• **WHAT THE TASK REQUIRES**
Search the entries for the word "icon" and copy each line that has it.

Entries taken from a collection
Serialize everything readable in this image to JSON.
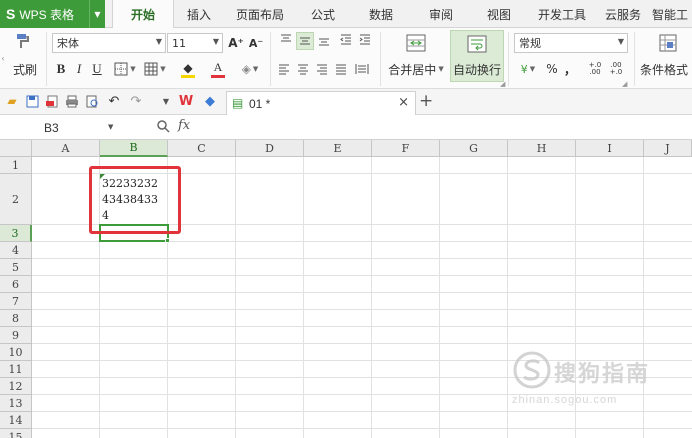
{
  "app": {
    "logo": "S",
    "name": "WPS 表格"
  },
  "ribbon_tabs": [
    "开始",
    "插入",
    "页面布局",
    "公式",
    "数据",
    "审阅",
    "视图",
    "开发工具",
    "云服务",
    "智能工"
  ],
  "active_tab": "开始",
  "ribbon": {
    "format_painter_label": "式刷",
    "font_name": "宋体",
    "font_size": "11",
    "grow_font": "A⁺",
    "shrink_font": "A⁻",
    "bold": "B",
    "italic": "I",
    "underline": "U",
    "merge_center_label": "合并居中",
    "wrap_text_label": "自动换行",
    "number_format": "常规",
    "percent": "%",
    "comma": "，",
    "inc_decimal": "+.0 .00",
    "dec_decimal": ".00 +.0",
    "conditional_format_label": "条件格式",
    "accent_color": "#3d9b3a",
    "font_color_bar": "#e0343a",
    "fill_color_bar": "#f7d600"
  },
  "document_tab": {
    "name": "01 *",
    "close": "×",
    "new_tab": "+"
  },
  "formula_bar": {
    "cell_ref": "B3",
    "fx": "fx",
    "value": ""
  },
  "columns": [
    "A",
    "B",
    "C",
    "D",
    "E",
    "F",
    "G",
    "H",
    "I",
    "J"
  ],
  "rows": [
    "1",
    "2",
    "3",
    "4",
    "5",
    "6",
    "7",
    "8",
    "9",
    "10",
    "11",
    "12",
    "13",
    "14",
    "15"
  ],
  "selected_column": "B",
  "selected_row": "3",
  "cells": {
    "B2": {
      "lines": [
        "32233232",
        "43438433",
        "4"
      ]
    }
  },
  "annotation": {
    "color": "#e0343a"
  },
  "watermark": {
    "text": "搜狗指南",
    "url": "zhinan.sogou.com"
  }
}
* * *
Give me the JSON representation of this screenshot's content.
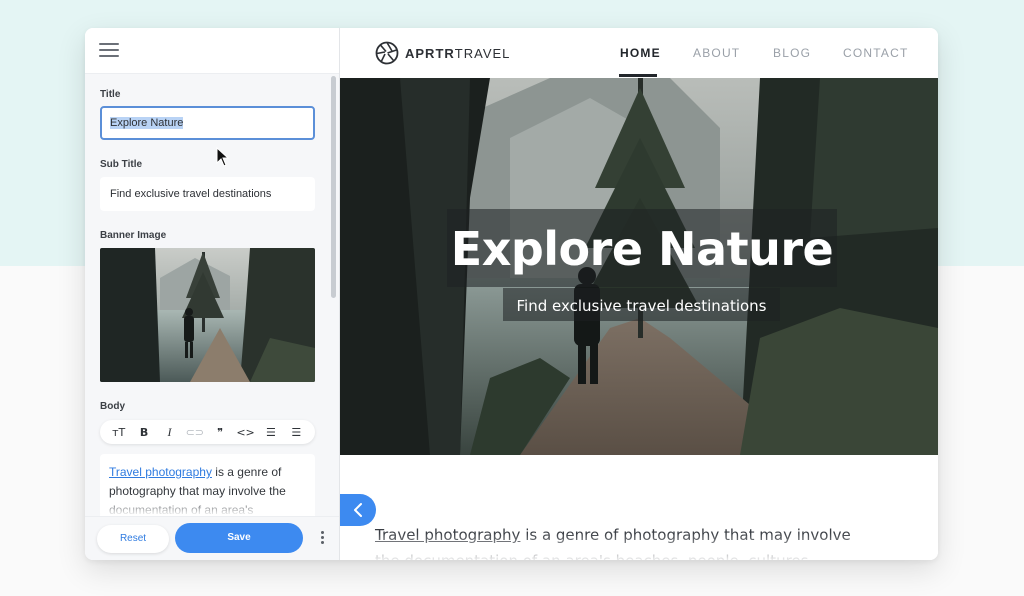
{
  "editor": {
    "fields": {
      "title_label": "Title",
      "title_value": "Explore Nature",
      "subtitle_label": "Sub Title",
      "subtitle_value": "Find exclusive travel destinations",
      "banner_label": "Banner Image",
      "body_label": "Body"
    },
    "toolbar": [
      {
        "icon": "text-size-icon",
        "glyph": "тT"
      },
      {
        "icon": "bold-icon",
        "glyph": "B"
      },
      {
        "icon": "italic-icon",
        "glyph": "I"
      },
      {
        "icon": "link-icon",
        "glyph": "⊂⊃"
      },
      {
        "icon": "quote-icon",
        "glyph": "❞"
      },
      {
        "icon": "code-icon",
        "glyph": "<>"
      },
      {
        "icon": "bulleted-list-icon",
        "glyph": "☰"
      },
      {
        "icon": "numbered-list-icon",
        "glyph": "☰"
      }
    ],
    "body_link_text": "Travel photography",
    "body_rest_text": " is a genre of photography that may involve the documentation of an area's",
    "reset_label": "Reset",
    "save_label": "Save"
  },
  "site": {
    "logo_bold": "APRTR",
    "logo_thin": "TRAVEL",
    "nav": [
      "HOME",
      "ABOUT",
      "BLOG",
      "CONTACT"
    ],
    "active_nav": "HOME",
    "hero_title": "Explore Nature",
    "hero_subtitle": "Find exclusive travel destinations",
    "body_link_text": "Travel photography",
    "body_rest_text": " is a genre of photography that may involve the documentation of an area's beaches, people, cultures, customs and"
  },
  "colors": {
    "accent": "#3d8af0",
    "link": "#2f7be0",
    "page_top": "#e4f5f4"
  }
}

• **ANSWER AREA**
        "icon": "text-size-icon",
        "icon": "bold-icon",
        "icon": "italic-icon",
        "icon": "link-icon",
        "icon": "quote-icon",
        "icon": "code-icon",
        "icon": "bulleted-list-icon",
        "icon": "numbered-list-icon",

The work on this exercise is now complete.